Arbitration gains ground in Singapore

Cases on rise from six recorded in 2009 to 46 last year

The Singapore Chamber of Maritime Arbitration (SCMA) plans to venture into other areas closely connected to the shipping industry

Dispute resolution under the SCMA is done on an informal basis, so it is difficult to judge the success of its attempts to gain a large slice of the global maritime caseload.

The problem is that arbitration under the SCMA is unadministered and the parties involved have no obligation to report to the chamber.

“It is hard for them to track the numbers. It is more of a marketing machinery that creates awareness,” said Singaporean maritime law stalwart Jude Benny of Joseph Tan Jude Benny.

Getting more feedback is something that SCMA executive director Dennis Chan would like.

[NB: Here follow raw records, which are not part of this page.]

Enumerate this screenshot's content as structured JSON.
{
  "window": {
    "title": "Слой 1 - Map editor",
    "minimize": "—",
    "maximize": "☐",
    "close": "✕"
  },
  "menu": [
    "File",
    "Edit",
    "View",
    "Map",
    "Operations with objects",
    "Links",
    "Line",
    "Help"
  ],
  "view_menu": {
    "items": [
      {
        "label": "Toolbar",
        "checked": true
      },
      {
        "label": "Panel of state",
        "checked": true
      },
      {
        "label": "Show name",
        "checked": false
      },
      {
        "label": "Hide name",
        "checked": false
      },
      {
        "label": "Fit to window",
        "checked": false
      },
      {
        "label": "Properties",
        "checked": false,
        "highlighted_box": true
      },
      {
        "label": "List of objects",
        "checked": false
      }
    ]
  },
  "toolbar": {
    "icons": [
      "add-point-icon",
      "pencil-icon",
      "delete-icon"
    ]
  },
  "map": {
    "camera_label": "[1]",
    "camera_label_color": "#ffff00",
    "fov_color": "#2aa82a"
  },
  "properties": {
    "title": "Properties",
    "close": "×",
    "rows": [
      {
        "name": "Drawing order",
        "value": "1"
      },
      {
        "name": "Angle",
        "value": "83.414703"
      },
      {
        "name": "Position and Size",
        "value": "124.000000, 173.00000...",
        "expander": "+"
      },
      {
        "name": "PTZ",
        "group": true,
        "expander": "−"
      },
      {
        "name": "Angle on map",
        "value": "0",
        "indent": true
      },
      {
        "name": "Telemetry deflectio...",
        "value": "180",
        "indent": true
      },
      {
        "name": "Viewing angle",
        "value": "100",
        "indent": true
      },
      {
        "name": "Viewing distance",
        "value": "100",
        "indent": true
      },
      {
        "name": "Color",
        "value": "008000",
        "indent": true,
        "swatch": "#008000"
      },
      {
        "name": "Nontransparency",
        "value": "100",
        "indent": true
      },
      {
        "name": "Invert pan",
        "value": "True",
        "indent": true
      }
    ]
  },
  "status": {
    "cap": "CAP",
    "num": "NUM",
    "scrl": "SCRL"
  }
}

“We need feedback and reporting. The data allows us to tweak the rules and develop different products that meet the industry’s needs,” he said.

Even though the data that SCMA does have may not give the full picture in terms of volume, it provides insight into how arbitration is gaining traction in Singapore.

The number of arbitrations has been rising steadily since 2009, when a mere six were recorded. Last year, the number reached 46, with 57% involving bunker claims. Charterparty disputes made up 35% and the rest were a mix of sale-and-purchase (S&P), shipyard and shipmanagement disputes.

“We expect a robust 2017. There has been a significant uptick in the number of cases since the fourth quarter of last year. We have already registered 17 cases during the first quarter of this year,” Chan said.

He credits this continued growth to the efforts of his predecessors during the early days of the organisation’s relaunch seven years ago.

“We are reaping the benefits of the work done before. The disputes being arbitrated today are a result of clauses that were inserted into contracts two, three, four years ago,” he said.

Benny concurs. “The SCMA needed a certain gestation period for clauses to come in,” he said.

John Simpson, managing partner of Ince & Co’s Singapore office, says a growing number of contracts have the SCMA written into them.

“That is the first step. What SCMA really needs is a big arbitration hearing to get it noticed,” he said.

The SCMA is funded by the Maritime & Port Authority of Singapore and the Singapore Maritime Foundation as part of their effort to build the country into a major maritime dispute-resolution centre.